However he’s obviously lucky, fit and determined and I like the tv series, so I’ll not return the book. I did feel like I didn’t want to actually support his life through my purchase, so guess I went off him as I read on. I’m ex military so can relate to a lot and the drinking culture is a serious problem that it took me years to realise was a problem and that most people didn’t drink like me. I quit a few years ago.

Anyway,first half was interesting, last quarter was insulting at times.

I don’t think he was great as a narrator.

7 of 8 people found this review helpful

  • Overall
    5 out of 5 stars
  • Performance
    5 out of 5 stars
  • Story
    5 out of 5 stars

Brilliant book !

Very interesting and influential story ! Many Thanks to Author and I'm waiting for your next book to be released!

3 of 3 people found this review helpful

  • Overall
    5 out of 5 stars
  • Performance
    5 out of 5 stars
  • Story
    5 out of 5 stars

Incredible listen, highly recommend

Best book I've listened to on Audible, Ollie has had a mad life and tells it very well.

11 of 13 people found this review helpful

  • Overall
    1 out of 5 stars
  • Performance
    1 out of 5 stars
  • Story
    1 out of 5 stars
  • Paul
  • Melksham, United Kingdom
  • 07-09-19

Self opinionated

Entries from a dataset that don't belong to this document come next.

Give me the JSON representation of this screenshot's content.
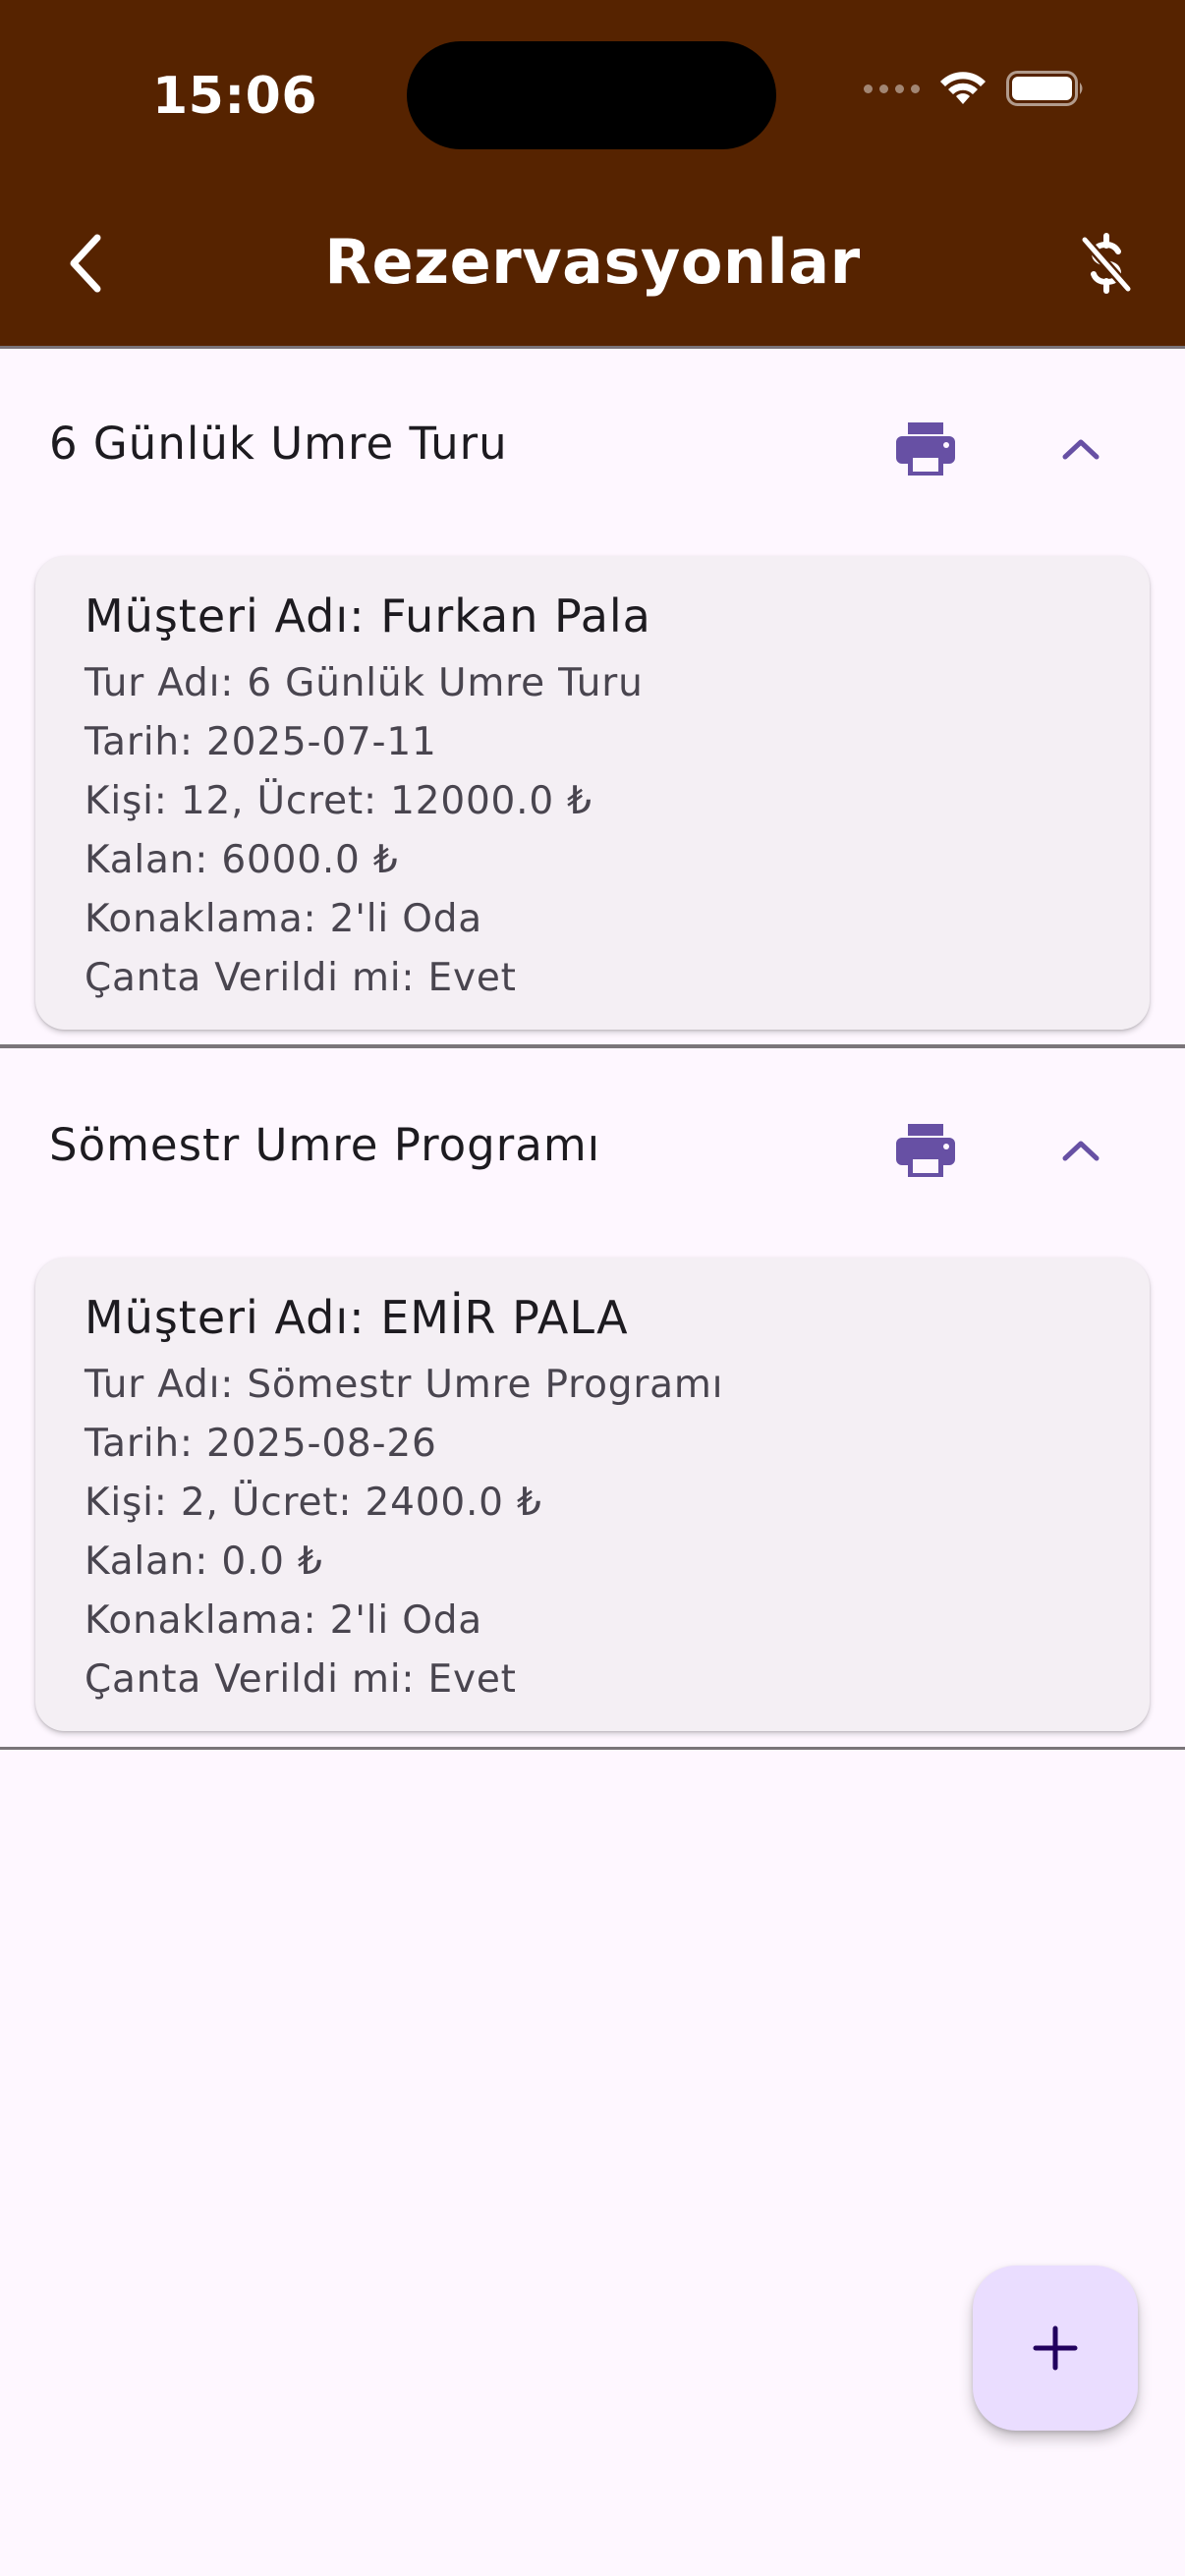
{
  "status_bar": {
    "time": "15:06"
  },
  "app_bar": {
    "title": "Rezervasyonlar",
    "back_icon": "chevron-left-icon",
    "action_icon": "money-off-icon",
    "background": "#562300"
  },
  "groups": [
    {
      "title": "6 Günlük Umre Turu",
      "reservations": [
        {
          "customer": "Müşteri Adı: Furkan Pala",
          "tour": "Tur Adı: 6 Günlük Umre Turu",
          "date": "Tarih: 2025-07-11",
          "people_price": "Kişi: 12, Ücret: 12000.0 ₺",
          "remaining": "Kalan: 6000.0 ₺",
          "accommodation": "Konaklama: 2'li Oda",
          "bag_given": "Çanta Verildi mi: Evet"
        }
      ]
    },
    {
      "title": "Sömestr Umre Programı",
      "reservations": [
        {
          "customer": "Müşteri Adı: EMİR PALA",
          "tour": "Tur Adı: Sömestr Umre Programı",
          "date": "Tarih: 2025-08-26",
          "people_price": "Kişi: 2, Ücret: 2400.0 ₺",
          "remaining": "Kalan: 0.0 ₺",
          "accommodation": "Konaklama: 2'li Oda",
          "bag_given": "Çanta Verildi mi: Evet"
        }
      ]
    }
  ],
  "fab": {
    "icon": "plus-icon"
  },
  "colors": {
    "accent": "#6750A4",
    "background": "#FEF7FF",
    "card": "#F4EFF4",
    "fab": "#EADDFF"
  }
}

Wow, disappointing, to be told how anyone in a 9-5 job is wasting their life and has no meaning.
Very judgemental book

2 of 2 people found this review helpful